Some of the Quilliams family moved to Ireland, but this topic is not covered in this excerpt.
Another 87 words (6 lines of text) about their life in Ireland is included in all our PDF Extended History products and printed products wherever possible.
Migration of the Quilliams family
North America in the 1800s and 1900s saw the arrival of many Welsh people hoping to share in the wealth of land, work, and freedom that they felt North America held. Those who made the journey often attained those expectations, but only through an enormous amount of hard work, perseverance, and often a bout of good luck. These immigrants helped contribute to the growth of industry, commerce, and culture of both Canada and the United States.
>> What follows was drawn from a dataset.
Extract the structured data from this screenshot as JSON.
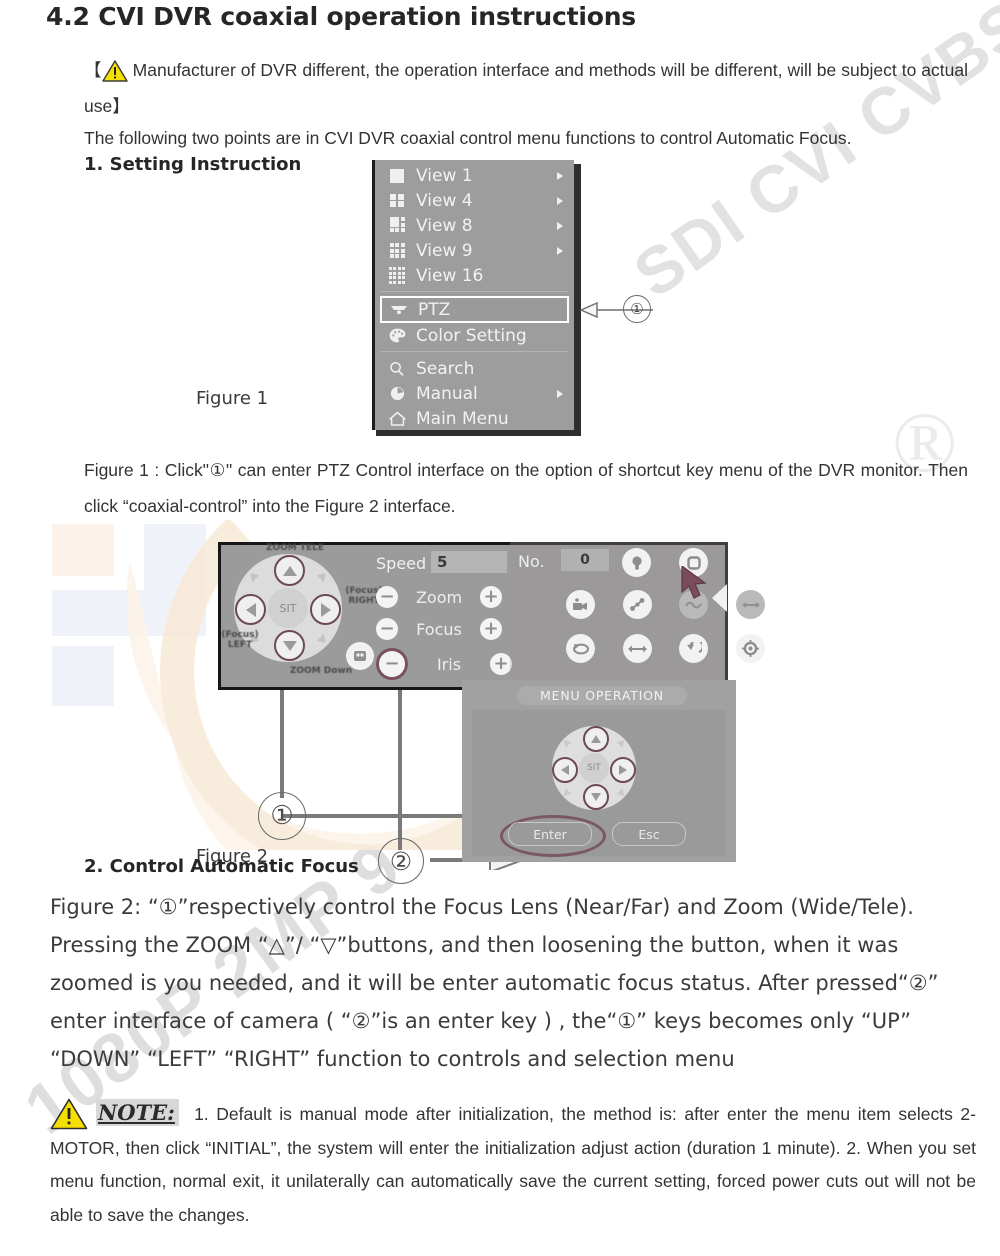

Discovered in the immigration and passenger lists were a number of people bearing the name Quilliams: David Williams and Elizabeth Williams, who both settled in Virginia in 1623; as did Edward Williams in 1624; Richard Williams, who came to Maine in 1630.
Related Stories +
The Quilliams Motto +
The motto was originally a war cry or slogan. Mottoes first began to be shown with arms in the 14th and 15th centuries, but were not in general use until the 17th century. Thus the oldest coats of arms generally do not include a motto. Mottoes seldom form part of the grant of arms: Under most heraldic authorities, a motto is an optional component of the coat of arms, and can be added to or changed at will; many families have chosen not to display a motto.
Motto: Ensuivant la verite
Motto Translation: By following the truth.
- ^ Reaney, P.H and R.M. Wilson, A Dictionary of English Surnames. London: Routledge, 1991. Print. (ISBN 0-415-05737-X)
- ^ Williams, Dr Ann. And G.H. Martin, Eds., Domesday Book A Complete Translation. London: Penguin, 1992. Print. (ISBN 0-141-00523-8)